Oh man, what a delight this character was. The globetrotting art celeb did her part to rebuild New Orleans by creating giant art installations out of blighted homes and having "artistic dinners" with guests the likes of Uma Thurman. She left New Orleans for Tasmania, leaving her art projects to decay (again), and gave this interview to The Lens in 2011 that includes quotes like "I see myself as a life artist."
Rice Mill Lofts/Daniel Lobo, via Flickr
Another impresario but of the high-end hipster real estate sort, his development firm spearheaded the on-purpose-graffiti-filled Rice Mill Lofts in Bywater, rankled the neighborhood with a proposed development on Elysian Fields Avenue, and has another Bywater project in the works featuring his signature pseudo-poetic language. His projects are always beautiful, but they're couched in such eye-rolly language that it's impossible to not make fun.
↑The New Orleans public housing "makeover"
In 2007, the city decided to demolish and redevelop New Orleans' "big four" public housing complexes to make way for for pleasant-looking mixed-income developments. The move was part of a national trend of mix-income housing developments, but the storm was certainly an impetus. Some say the redevelopments have contributed to a severe lack of affordable housing in the city.
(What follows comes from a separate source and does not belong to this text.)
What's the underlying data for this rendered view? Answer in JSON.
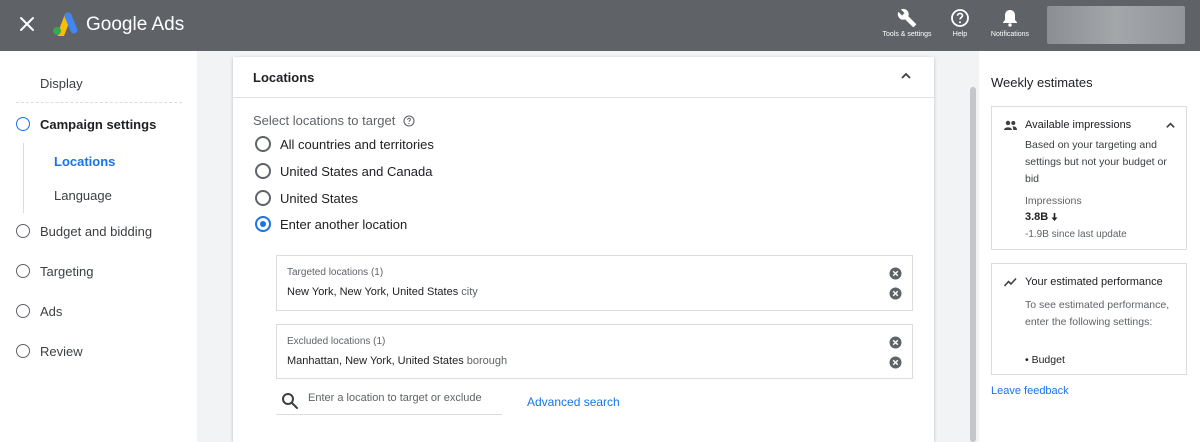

↑The "art house" with a probably-unsafe punk rock playground
The NOLA Art House, an 1870s Creole mansion-turned-artist colony known for its backyard playland, was the arty party spot for a while until it was shut down after code violations. According to the New Orleans Assessor's office, it appears to have sold for $395,000 in 2014.
Photo: courtesy Caroline Thomas
↑To Airbnb, or Not to Airbnb?
The short-term rental service has caused serious controversy in this tourist-magnet city, with residents claiming the service is turning once-quiet residential streets into bachelorette party zoos. The city is currently working on regulations that would seem to attempt to form a compromise between both the pro- and anti-Airbnb camps.
ridiculous Photoshop via April Siese
↑New Orleans gets jinx'd.
Robert Durst, the New York real estate heir who was the subject of everyone's favorite true crime series since "Serial," was indicted on gun charges in New Orleans not too long after the series ended. Most recently, his legal team asked to delay his New Orleans trial on a federal gun charge by one to two months.
Photo: Infrogmation of New Orleans
↑The Cradle Will St. Roch
It was supposed to be an actual grocery store, everyone said as the renovated St. Roch Market debuted as a fancy food court instead. This lead to vandalization of the space and lots of talk about gentrification in the neighborhood, and in New Orleans in general — talks that will likely continue into the next decade.